- Work instruction -
Each line below is to be copied exactly; images do not go into the copy.

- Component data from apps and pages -

□ □ □ □ □ □ □

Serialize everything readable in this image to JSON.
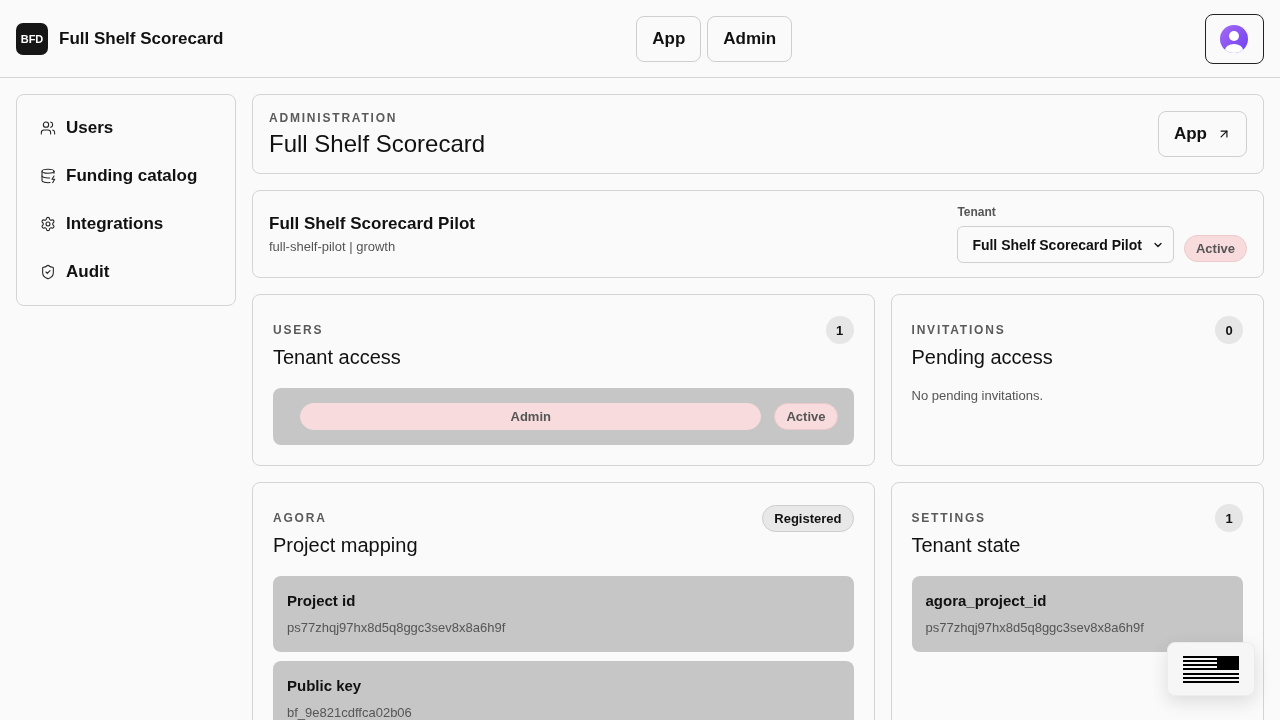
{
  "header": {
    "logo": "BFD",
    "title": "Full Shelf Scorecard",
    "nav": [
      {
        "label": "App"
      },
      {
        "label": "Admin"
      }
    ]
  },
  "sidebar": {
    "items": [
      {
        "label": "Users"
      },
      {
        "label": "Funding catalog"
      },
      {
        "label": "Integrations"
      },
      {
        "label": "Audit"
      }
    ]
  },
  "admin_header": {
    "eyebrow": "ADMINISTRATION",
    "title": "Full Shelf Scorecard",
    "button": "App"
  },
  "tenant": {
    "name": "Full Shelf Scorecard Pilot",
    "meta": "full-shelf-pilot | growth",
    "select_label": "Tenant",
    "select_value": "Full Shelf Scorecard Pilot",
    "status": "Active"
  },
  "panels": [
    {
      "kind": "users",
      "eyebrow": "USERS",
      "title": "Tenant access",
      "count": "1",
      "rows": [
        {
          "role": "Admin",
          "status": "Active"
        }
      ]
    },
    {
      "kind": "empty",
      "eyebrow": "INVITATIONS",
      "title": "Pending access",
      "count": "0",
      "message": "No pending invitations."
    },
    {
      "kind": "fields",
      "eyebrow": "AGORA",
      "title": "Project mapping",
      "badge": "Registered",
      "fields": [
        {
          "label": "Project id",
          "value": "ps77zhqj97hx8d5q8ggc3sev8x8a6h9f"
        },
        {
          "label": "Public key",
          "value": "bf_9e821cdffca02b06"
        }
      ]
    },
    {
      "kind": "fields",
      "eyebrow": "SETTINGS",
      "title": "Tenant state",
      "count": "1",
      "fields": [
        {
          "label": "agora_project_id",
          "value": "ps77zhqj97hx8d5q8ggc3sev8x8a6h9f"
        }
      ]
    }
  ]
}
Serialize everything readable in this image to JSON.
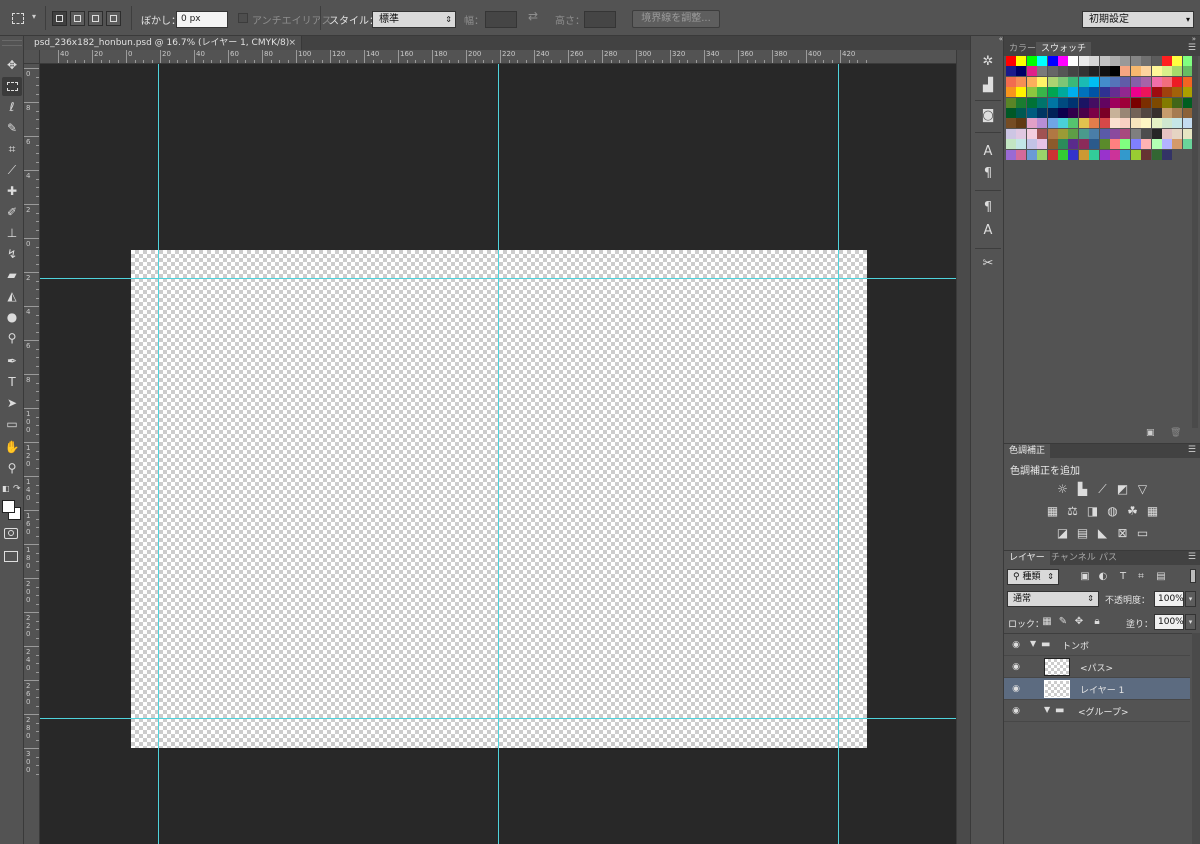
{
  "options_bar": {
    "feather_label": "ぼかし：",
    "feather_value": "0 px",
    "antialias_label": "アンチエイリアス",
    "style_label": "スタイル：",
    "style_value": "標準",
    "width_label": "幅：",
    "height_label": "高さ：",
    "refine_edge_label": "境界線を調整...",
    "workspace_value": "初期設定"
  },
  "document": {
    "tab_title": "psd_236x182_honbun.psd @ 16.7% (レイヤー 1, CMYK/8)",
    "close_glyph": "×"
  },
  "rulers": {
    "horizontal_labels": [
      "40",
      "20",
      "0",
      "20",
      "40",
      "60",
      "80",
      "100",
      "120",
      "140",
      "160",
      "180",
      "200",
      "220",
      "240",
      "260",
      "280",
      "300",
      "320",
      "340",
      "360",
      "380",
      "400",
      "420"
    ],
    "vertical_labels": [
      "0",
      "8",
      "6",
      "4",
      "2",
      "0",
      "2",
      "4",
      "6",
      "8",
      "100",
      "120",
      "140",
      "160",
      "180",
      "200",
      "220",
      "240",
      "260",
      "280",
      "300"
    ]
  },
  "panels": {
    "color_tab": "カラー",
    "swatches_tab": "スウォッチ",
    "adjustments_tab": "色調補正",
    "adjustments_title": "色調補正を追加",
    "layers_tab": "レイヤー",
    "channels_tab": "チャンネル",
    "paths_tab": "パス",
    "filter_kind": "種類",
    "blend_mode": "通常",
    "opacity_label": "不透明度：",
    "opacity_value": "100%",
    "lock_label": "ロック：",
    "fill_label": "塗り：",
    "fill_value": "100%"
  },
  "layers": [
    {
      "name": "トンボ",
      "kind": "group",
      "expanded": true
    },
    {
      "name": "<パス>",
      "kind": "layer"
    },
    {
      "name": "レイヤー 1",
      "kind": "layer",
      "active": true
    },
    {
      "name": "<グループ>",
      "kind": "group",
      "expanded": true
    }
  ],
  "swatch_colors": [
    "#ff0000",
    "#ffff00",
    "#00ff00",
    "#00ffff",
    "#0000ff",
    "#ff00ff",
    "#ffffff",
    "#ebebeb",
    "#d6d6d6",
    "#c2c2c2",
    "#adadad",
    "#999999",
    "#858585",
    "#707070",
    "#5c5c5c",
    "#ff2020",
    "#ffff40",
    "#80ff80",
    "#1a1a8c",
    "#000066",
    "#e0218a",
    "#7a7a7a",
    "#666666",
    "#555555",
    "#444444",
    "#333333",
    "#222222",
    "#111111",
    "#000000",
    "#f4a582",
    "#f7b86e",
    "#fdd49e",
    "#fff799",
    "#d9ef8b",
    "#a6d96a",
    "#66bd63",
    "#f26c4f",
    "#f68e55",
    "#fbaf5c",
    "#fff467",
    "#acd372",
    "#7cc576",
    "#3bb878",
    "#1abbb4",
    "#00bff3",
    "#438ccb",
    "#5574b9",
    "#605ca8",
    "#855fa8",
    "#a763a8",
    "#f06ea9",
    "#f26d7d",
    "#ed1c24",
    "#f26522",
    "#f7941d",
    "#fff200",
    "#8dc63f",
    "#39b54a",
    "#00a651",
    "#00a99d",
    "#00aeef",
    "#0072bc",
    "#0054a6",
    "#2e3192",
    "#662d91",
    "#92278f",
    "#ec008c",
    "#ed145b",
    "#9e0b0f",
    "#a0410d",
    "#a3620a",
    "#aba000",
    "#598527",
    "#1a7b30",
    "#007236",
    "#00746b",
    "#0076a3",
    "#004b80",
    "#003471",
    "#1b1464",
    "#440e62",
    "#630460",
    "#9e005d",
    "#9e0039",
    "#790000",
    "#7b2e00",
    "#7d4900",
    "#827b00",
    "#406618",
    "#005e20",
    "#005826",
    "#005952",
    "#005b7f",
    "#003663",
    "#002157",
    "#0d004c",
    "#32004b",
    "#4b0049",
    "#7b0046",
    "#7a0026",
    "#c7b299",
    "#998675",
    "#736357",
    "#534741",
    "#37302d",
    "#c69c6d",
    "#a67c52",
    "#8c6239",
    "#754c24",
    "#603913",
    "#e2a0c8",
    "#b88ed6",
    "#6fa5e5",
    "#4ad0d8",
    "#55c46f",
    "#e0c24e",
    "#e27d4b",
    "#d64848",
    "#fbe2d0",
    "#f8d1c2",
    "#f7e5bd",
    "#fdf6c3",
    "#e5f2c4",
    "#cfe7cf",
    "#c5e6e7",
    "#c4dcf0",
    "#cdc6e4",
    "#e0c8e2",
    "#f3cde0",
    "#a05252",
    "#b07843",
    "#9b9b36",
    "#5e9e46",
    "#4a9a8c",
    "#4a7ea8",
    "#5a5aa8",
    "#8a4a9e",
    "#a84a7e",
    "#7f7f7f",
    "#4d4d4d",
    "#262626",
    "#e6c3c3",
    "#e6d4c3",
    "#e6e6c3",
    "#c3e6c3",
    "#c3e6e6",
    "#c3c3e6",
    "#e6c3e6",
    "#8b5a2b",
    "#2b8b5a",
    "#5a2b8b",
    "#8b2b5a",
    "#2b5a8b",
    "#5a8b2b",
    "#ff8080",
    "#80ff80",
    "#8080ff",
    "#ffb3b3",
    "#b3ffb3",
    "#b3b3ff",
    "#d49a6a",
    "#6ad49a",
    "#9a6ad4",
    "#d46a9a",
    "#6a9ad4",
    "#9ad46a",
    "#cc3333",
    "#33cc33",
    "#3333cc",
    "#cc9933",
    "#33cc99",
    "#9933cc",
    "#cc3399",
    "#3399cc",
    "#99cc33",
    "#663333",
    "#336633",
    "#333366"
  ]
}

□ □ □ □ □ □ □

- Worked solution -
Serialize everything readable in this image to JSON.
{
  "header": {
    "logo": "BFD",
    "title": "Full Shelf Scorecard",
    "nav": [
      {
        "label": "App"
      },
      {
        "label": "Admin"
      }
    ]
  },
  "sidebar": {
    "items": [
      {
        "label": "Users"
      },
      {
        "label": "Funding catalog"
      },
      {
        "label": "Integrations"
      },
      {
        "label": "Audit"
      }
    ]
  },
  "admin_header": {
    "eyebrow": "ADMINISTRATION",
    "title": "Full Shelf Scorecard",
    "button": "App"
  },
  "tenant": {
    "name": "Full Shelf Scorecard Pilot",
    "meta": "full-shelf-pilot | growth",
    "select_label": "Tenant",
    "select_value": "Full Shelf Scorecard Pilot",
    "status": "Active"
  },
  "panels": [
    {
      "kind": "users",
      "eyebrow": "USERS",
      "title": "Tenant access",
      "count": "1",
      "rows": [
        {
          "role": "Admin",
          "status": "Active"
        }
      ]
    },
    {
      "kind": "empty",
      "eyebrow": "INVITATIONS",
      "title": "Pending access",
      "count": "0",
      "message": "No pending invitations."
    },
    {
      "kind": "fields",
      "eyebrow": "AGORA",
      "title": "Project mapping",
      "badge": "Registered",
      "fields": [
        {
          "label": "Project id",
          "value": "ps77zhqj97hx8d5q8ggc3sev8x8a6h9f"
        },
        {
          "label": "Public key",
          "value": "bf_9e821cdffca02b06"
        }
      ]
    },
    {
      "kind": "fields",
      "eyebrow": "SETTINGS",
      "title": "Tenant state",
      "count": "1",
      "fields": [
        {
          "label": "agora_project_id",
          "value": "ps77zhqj97hx8d5q8ggc3sev8x8a6h9f"
        }
      ]
    }
  ]
}
Serialize everything readable in this image to JSON.
{
  "options_bar": {
    "feather_label": "ぼかし：",
    "feather_value": "0 px",
    "antialias_label": "アンチエイリアス",
    "style_label": "スタイル：",
    "style_value": "標準",
    "width_label": "幅：",
    "height_label": "高さ：",
    "refine_edge_label": "境界線を調整...",
    "workspace_value": "初期設定"
  },
  "document": {
    "tab_title": "psd_236x182_honbun.psd @ 16.7% (レイヤー 1, CMYK/8)",
    "close_glyph": "×"
  },
  "rulers": {
    "horizontal_labels": [
      "40",
      "20",
      "0",
      "20",
      "40",
      "60",
      "80",
      "100",
      "120",
      "140",
      "160",
      "180",
      "200",
      "220",
      "240",
      "260",
      "280",
      "300",
      "320",
      "340",
      "360",
      "380",
      "400",
      "420"
    ],
    "vertical_labels": [
      "0",
      "8",
      "6",
      "4",
      "2",
      "0",
      "2",
      "4",
      "6",
      "8",
      "100",
      "120",
      "140",
      "160",
      "180",
      "200",
      "220",
      "240",
      "260",
      "280",
      "300"
    ]
  },
  "panels": {
    "color_tab": "カラー",
    "swatches_tab": "スウォッチ",
    "adjustments_tab": "色調補正",
    "adjustments_title": "色調補正を追加",
    "layers_tab": "レイヤー",
    "channels_tab": "チャンネル",
    "paths_tab": "パス",
    "filter_kind": "種類",
    "blend_mode": "通常",
    "opacity_label": "不透明度：",
    "opacity_value": "100%",
    "lock_label": "ロック：",
    "fill_label": "塗り：",
    "fill_value": "100%"
  },
  "layers": [
    {
      "name": "トンボ",
      "kind": "group",
      "expanded": true
    },
    {
      "name": "<パス>",
      "kind": "layer"
    },
    {
      "name": "レイヤー 1",
      "kind": "layer",
      "active": true
    },
    {
      "name": "<グループ>",
      "kind": "group",
      "expanded": true
    }
  ],
  "swatch_colors": [
    "#ff0000",
    "#ffff00",
    "#00ff00",
    "#00ffff",
    "#0000ff",
    "#ff00ff",
    "#ffffff",
    "#ebebeb",
    "#d6d6d6",
    "#c2c2c2",
    "#adadad",
    "#999999",
    "#858585",
    "#707070",
    "#5c5c5c",
    "#ff2020",
    "#ffff40",
    "#80ff80",
    "#1a1a8c",
    "#000066",
    "#e0218a",
    "#7a7a7a",
    "#666666",
    "#555555",
    "#444444",
    "#333333",
    "#222222",
    "#111111",
    "#000000",
    "#f4a582",
    "#f7b86e",
    "#fdd49e",
    "#fff799",
    "#d9ef8b",
    "#a6d96a",
    "#66bd63",
    "#f26c4f",
    "#f68e55",
    "#fbaf5c",
    "#fff467",
    "#acd372",
    "#7cc576",
    "#3bb878",
    "#1abbb4",
    "#00bff3",
    "#438ccb",
    "#5574b9",
    "#605ca8",
    "#855fa8",
    "#a763a8",
    "#f06ea9",
    "#f26d7d",
    "#ed1c24",
    "#f26522",
    "#f7941d",
    "#fff200",
    "#8dc63f",
    "#39b54a",
    "#00a651",
    "#00a99d",
    "#00aeef",
    "#0072bc",
    "#0054a6",
    "#2e3192",
    "#662d91",
    "#92278f",
    "#ec008c",
    "#ed145b",
    "#9e0b0f",
    "#a0410d",
    "#a3620a",
    "#aba000",
    "#598527",
    "#1a7b30",
    "#007236",
    "#00746b",
    "#0076a3",
    "#004b80",
    "#003471",
    "#1b1464",
    "#440e62",
    "#630460",
    "#9e005d",
    "#9e0039",
    "#790000",
    "#7b2e00",
    "#7d4900",
    "#827b00",
    "#406618",
    "#005e20",
    "#005826",
    "#005952",
    "#005b7f",
    "#003663",
    "#002157",
    "#0d004c",
    "#32004b",
    "#4b0049",
    "#7b0046",
    "#7a0026",
    "#c7b299",
    "#998675",
    "#736357",
    "#534741",
    "#37302d",
    "#c69c6d",
    "#a67c52",
    "#8c6239",
    "#754c24",
    "#603913",
    "#e2a0c8",
    "#b88ed6",
    "#6fa5e5",
    "#4ad0d8",
    "#55c46f",
    "#e0c24e",
    "#e27d4b",
    "#d64848",
    "#fbe2d0",
    "#f8d1c2",
    "#f7e5bd",
    "#fdf6c3",
    "#e5f2c4",
    "#cfe7cf",
    "#c5e6e7",
    "#c4dcf0",
    "#cdc6e4",
    "#e0c8e2",
    "#f3cde0",
    "#a05252",
    "#b07843",
    "#9b9b36",
    "#5e9e46",
    "#4a9a8c",
    "#4a7ea8",
    "#5a5aa8",
    "#8a4a9e",
    "#a84a7e",
    "#7f7f7f",
    "#4d4d4d",
    "#262626",
    "#e6c3c3",
    "#e6d4c3",
    "#e6e6c3",
    "#c3e6c3",
    "#c3e6e6",
    "#c3c3e6",
    "#e6c3e6",
    "#8b5a2b",
    "#2b8b5a",
    "#5a2b8b",
    "#8b2b5a",
    "#2b5a8b",
    "#5a8b2b",
    "#ff8080",
    "#80ff80",
    "#8080ff",
    "#ffb3b3",
    "#b3ffb3",
    "#b3b3ff",
    "#d49a6a",
    "#6ad49a",
    "#9a6ad4",
    "#d46a9a",
    "#6a9ad4",
    "#9ad46a",
    "#cc3333",
    "#33cc33",
    "#3333cc",
    "#cc9933",
    "#33cc99",
    "#9933cc",
    "#cc3399",
    "#3399cc",
    "#99cc33",
    "#663333",
    "#336633",
    "#333366"
  ]
}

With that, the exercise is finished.